Skip to content

A Personal Perspective on the Student Board of Directors


Wednesday, July 28, 2021

By Noelle Ullery, Intern

Noelle Ullery is serving her third summer internship at the Federal Reserve Bank of St. Louis. A former member of the St. Louis Fed's student board of directors, she is majoring in economics and English at Xavier University in Cincinnati.

The student board of directors was a valuable opportunity I never expected to have.

This year is the program’s 10th anniversary, with 166 members having served on the board during that time. As a student from Nerinx Hall in Webster Groves, Mo., I participated in the program from 2018 through 2019 and am grateful to have been a part of it. It taught me so much about the Federal Reserve, career readiness and professionalism.

Learning about Economics and the Fed

Photo collage of the 2021-2022 St. Louis Fed Student Board of Directors

Eleven former student board members are serving as interns at the St. Louis Fed this summer, including (top row, from left) Sydnee Haymore, Prateek Gautam, Pooja Hukeri, Noelle Ullery; (middle row, from left) Natalie Robinson, Katie Seithel, Josie Gillette, Jahnavi Pydimukkala; (bottom row, from left) Jackson Terrill, Isaiah Mays and Hannah Branstetter.

Going into this program, I wasn’t sure what to expect. I didn’t know much about economics because I had never taken a class in it. Fortunately, the student board included assignments through the St. Louis Fed’s Econ Lowdown portal.

These modules taught me about the Fed’s structure, history and mission, in addition to economic concepts. During our monthly meetings, we would discuss what we learned and participated in activities to help us apply our knowledge.

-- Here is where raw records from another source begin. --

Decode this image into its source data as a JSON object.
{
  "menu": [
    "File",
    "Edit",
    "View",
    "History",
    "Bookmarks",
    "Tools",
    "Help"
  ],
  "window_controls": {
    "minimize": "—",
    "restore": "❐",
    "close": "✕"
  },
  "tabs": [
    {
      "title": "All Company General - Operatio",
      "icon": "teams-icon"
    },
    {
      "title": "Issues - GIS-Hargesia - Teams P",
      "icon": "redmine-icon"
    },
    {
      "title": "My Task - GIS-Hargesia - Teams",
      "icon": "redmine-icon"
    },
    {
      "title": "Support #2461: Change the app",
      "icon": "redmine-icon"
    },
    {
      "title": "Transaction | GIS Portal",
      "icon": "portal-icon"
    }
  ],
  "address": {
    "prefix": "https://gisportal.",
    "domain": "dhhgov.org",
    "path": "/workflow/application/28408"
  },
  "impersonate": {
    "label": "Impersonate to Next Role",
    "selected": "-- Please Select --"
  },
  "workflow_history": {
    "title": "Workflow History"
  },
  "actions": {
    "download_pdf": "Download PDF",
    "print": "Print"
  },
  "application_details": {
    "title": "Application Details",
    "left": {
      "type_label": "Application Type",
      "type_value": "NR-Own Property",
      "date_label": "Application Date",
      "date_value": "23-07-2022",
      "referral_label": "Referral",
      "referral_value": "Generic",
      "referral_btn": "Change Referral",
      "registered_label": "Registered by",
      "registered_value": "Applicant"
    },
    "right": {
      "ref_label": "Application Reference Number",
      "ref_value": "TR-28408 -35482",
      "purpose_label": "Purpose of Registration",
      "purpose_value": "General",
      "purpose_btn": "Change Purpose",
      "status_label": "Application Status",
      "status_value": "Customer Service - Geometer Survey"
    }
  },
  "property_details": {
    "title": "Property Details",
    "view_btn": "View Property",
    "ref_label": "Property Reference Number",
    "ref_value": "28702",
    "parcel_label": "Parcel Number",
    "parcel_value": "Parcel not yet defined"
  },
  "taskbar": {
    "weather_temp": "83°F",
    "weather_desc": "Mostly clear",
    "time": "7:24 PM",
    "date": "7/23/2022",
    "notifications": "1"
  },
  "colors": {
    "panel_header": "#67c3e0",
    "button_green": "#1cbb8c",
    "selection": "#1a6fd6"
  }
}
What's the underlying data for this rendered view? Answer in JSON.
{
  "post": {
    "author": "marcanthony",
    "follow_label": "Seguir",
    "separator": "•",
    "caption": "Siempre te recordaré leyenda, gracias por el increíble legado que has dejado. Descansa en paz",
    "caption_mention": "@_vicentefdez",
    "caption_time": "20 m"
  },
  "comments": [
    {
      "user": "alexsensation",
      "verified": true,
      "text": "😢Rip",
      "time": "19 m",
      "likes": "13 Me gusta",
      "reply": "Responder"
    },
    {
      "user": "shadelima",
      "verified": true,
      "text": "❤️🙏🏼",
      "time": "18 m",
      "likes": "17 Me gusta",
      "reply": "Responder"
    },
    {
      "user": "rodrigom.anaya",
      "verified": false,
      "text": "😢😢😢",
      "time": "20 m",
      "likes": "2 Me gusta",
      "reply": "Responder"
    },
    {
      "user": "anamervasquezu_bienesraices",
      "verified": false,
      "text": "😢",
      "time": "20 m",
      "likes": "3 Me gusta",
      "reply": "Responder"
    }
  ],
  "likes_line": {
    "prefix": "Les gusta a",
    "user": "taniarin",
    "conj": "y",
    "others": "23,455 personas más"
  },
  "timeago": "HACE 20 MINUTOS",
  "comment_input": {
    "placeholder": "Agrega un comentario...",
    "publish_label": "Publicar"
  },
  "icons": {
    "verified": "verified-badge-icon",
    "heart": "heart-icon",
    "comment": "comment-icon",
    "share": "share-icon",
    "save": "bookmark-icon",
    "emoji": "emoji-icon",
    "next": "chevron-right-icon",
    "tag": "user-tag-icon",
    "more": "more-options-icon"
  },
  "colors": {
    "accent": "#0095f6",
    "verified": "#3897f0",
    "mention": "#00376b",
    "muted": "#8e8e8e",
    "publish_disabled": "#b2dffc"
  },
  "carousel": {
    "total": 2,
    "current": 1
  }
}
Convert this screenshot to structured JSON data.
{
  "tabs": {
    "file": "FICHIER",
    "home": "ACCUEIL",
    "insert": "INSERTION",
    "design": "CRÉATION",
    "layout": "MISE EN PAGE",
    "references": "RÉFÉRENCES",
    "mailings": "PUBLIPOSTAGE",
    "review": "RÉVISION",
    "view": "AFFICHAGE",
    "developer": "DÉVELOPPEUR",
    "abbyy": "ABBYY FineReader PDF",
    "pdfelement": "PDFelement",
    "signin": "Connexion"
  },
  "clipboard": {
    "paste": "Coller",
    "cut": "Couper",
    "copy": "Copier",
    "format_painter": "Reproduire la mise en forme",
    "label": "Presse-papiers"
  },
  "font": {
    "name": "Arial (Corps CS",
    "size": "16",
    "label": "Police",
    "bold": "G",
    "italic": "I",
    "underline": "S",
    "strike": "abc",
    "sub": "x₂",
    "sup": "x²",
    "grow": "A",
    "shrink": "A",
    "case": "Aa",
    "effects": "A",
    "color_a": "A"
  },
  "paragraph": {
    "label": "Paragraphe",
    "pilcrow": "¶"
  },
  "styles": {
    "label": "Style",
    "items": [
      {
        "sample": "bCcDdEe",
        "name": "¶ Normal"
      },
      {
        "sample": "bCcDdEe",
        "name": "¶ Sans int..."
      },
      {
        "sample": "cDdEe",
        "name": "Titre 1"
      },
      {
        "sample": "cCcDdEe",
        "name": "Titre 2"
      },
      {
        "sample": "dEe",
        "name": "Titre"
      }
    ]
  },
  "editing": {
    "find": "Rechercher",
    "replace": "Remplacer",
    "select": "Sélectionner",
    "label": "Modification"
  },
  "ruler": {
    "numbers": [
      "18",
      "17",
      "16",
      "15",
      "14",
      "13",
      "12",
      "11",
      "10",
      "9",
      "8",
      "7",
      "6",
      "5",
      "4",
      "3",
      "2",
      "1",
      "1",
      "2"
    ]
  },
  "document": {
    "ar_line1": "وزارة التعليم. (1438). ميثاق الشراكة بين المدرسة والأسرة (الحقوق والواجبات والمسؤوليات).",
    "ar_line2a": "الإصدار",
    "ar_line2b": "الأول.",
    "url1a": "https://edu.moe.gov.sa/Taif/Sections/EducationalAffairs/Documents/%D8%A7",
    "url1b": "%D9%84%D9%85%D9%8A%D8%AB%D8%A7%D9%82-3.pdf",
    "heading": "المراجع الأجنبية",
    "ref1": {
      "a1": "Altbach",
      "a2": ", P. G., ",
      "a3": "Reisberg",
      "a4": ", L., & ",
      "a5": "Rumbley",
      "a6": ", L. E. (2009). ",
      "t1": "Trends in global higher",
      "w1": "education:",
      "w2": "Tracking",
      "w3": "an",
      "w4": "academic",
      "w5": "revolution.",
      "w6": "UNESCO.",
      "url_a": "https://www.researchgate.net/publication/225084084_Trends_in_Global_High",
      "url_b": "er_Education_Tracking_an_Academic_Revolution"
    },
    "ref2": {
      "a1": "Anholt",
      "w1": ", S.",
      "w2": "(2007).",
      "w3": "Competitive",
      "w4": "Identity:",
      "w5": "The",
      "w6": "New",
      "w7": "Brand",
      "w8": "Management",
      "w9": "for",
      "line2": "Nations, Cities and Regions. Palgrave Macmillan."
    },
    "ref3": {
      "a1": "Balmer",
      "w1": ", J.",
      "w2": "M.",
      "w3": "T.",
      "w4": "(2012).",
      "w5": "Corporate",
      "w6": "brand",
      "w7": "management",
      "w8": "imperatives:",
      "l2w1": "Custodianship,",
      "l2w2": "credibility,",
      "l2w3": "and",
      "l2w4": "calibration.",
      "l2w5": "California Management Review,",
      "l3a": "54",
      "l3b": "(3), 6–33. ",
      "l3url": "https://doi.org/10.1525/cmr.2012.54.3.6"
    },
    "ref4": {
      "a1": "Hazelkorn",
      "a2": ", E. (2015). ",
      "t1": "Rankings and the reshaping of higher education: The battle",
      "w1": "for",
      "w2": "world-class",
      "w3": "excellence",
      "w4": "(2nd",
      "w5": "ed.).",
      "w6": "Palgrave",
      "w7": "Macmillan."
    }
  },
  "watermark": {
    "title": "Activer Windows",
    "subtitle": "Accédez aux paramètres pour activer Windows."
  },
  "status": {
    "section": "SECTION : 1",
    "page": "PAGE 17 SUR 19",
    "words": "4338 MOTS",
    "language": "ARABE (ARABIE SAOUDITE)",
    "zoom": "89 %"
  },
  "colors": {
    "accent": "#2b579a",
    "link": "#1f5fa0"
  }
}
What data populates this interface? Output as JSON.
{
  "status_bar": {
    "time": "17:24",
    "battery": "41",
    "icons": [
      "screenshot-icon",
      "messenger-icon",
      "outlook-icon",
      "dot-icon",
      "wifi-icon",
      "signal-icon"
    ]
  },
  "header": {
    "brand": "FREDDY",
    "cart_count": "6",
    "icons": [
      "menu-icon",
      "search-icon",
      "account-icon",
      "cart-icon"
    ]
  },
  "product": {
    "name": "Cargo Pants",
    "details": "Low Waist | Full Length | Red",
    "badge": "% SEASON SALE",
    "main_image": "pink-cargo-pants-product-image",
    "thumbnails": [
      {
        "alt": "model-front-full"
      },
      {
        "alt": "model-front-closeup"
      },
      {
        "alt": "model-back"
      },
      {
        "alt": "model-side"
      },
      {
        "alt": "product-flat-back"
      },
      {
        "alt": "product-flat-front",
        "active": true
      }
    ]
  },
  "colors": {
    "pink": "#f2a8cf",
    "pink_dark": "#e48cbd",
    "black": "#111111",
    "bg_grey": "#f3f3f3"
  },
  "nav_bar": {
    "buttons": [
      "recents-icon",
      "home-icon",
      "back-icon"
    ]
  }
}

Another component of the program involved presenting the learned information to our respective high schools. It gave us a chance to apply what we knew and teach it to our fellow classmates. Student board members were grouped in teams to give feedback and rehearse presentations to one another. This activity challenged us to synthesize information and communicate effectively.

Inspiring Diverse Students to Join Finance Fields

The student board also invited guest speakers from various divisions in the St. Louis Fed. They would talk about their career journey and their work at the Bank, and they would answer any questions we had. This was an aspect I appreciated when I was a senior unsure of what to major in. It gave me the reassurance that I did not need to have everything planned out for my future career. I learned the importance of preparing for the future, but also that sometimes life takes you in directions you’ll never anticipate.

Testimonials of current and former St. Louis Fed Student Board of Directors.

See what former members of the student board of directors say about the program in this infographic (PDF), which also includes 10th anniversary numbers for the program.

My experience on the board led me to major in economics at Xavier University in Cincinnati. I enjoyed the topic but also was interested in pursuing a degree in a field that lacks diversity; many women, especially of minority backgrounds, are not exposed to economic education until college—if even then. I wanted to add to my college’s economics courses and bring my own experiences and insights as an Asian woman in a predominantly white, male field.

I think that is why the program prioritized diversity and inclusion within the board members. I served on the board with 17 other high school seniors from across the greater St. Louis area and was exposed to individuals that I wouldn’t have met otherwise. The student board motivates former students to work in industries that would benefit from more diversity. In fact, 66% of former student board members who are women and minorities work in banking, finance or a related industry. 

A “Life-changing” Program

This program was life-changing for me, and I would recommend it to any incoming high school seniors. Even if they don’t want to major in economics, it provides a great opportunity to strengthen professional skills applicable to any industry. It also offers a chance to build new relationships and challenge yourself to become a better professional.

This is especially the case with the program’s option to apply for an internship with one of the St. Louis Fed’s various divisions. I interned with the Economic Education department as a high school intern in 2019. There have been 51 former student board members hired as high school interns at the St. Louis Fed. Of those 51 students, 17 of them have become college interns at one point in time. I am now a college intern for the External Engagement and Corporate Communications Division, my third summer interning at the Bank.

Without the student board, I would not have gained the skills and knowledge I have today.

ABOUT THE AUTHOR
Noelle Ullery 

Noelle Ullery served as an intern with the St. Louis Fed External Engagement and Corporate Communications Division.

Tagged noelle ullerystudent board of directorseconomic educationdiversityinclusion